EXERCISE REQUIREMENTS. Among the entries below, how many lines contain the string "name"? Only the number is wanted.

[[ PROVIDED DATA, beginning ]]

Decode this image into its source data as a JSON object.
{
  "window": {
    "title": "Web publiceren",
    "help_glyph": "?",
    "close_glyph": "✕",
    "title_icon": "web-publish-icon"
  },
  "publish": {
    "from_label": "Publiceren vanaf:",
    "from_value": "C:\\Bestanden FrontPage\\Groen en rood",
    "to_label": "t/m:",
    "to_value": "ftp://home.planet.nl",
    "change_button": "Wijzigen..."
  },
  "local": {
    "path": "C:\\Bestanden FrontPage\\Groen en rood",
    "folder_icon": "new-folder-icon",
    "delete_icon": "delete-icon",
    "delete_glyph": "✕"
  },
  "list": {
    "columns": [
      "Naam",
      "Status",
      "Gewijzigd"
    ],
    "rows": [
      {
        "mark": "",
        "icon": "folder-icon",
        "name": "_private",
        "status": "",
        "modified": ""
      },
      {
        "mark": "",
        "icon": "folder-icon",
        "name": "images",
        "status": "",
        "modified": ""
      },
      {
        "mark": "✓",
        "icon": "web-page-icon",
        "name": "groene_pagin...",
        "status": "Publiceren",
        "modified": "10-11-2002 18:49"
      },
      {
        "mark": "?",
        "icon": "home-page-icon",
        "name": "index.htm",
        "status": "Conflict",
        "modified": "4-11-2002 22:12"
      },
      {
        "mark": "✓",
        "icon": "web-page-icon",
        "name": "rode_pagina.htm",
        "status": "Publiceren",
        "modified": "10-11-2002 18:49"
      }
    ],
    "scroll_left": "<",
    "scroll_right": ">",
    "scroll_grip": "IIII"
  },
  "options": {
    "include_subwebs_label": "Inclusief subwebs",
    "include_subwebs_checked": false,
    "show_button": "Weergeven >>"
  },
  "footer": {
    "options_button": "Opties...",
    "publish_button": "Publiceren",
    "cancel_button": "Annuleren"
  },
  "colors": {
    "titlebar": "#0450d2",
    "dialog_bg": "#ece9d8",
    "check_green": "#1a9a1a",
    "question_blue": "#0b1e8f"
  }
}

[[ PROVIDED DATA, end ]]

EXPECTED ANSWER. 5